On an international level, the Bush administration has allowed America’s conservative-sex sentiments to carry over into areas of foreign policy. Developing nations must endorse morals that are culturally specific to the Christian right, in order for our government to show any fiscal accountability for AIDS treatment funding. Specifically, unless nations agree to a policy banning prostitution, they will not receive any aid from the United States to curb this problem. In doing this, our government fails to consider the fact that in many destitute nations, citizens look to sexual solicitation as a means of survival. For many women, when they compare the potential risks of prostitution and the certain fatality associated with extreme poverty, they often see the sex trade as the lesser of two evils.
In any case, how can these individuals possibly assert that saving sex for the ‘sanctity of marriage’ is the superior choice, or for that matter, an option at all? By allowing westernized cultural and moral standards to dictate what demographics receive U.S. AIDS relief, our government is contributing to the problem and not the solution.
Too often, as young adults in America, we take our capacity to comprehend sexual risks for granted. We are bombarded with AIDS statistics and pro-abstinence propaganda, but we rarely consider the real dangers on a personal level. Young people need to be just as conscious of the gamble associated with sex, as they are in a hand of Texas hold’em; resisting the urge to go ‘all-in’ when the cards are too perilous to play. Overall, we must learn to appreciate the choices we are allotted; specifically, the freedom to practice sex as a protected, educated adult.
On DePaul’s campus, the topic of condom distribution has been subject to debate as well. Yes, students with easy access to condoms would be more apt to make use of them. Still, considering DePaul’s identification with Catholicism, it will take a significant amount of time for the University to approve, let alone implement, such a program. Instead, we need to realize that a large portion of adulthood involves assuming some personal responsibility, and sexual health is no exception.
We invest considerable time and money in our education. Why not spend a little money on condoms and a little time learning about sexual responsibility? Still, it must be clear that this responsibility does not begin and end with the use of a condom. Even with consistent, correct condom usage, many young people are still victims of STDs, such as HPV. Many people contract this virus without symptoms, assuming that the absence of symptoms implies the absence of a problem. However, without treatment, women are significantly more prone to cervical cancer, and many females are unaware of this risk.

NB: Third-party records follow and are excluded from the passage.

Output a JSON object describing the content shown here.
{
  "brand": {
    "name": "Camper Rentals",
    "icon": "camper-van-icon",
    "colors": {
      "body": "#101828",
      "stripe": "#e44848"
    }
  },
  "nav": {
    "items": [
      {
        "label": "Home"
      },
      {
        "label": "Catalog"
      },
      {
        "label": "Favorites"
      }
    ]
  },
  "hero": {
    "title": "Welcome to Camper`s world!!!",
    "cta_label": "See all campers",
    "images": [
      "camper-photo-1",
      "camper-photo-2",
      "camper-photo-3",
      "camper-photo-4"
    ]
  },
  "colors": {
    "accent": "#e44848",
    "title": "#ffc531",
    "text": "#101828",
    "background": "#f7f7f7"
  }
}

Considering the average time a DePaul student spends reading, studying, or writing papers, why not direct a portion of that time to gaining an understanding about various responsibilities associated with adulthood?
Recently, a councilman in the Columbian city of Tulua proposed a law requiring men above age fourteen to carry a condom, or receive a $180 fine. Like DePaul, I doubt that Columbia’s predominantly Catholic culture will support this legislation. Still, the thought of a pro-condom-police-brigade on DePaul’s campus, really brings a smile to my face. When I ponder who could potentially play a similar contraceptive-enforcement-role on DePaul’s campus, one person clearly comes to mind: my mother. She would fly through the quad like a super hero, filling my peers’ heads with safe sexual knowledge, and their pockets with condoms.
From considering my mother’s expertise, I must admit that I have reaped benefits far beyond the uterus poster presently on display in my Sanctuary town home. Now, I can appreciate the humor associated with her career and simply say: “Yeah, my mother knows all about gonorrhea. What does your mom know?”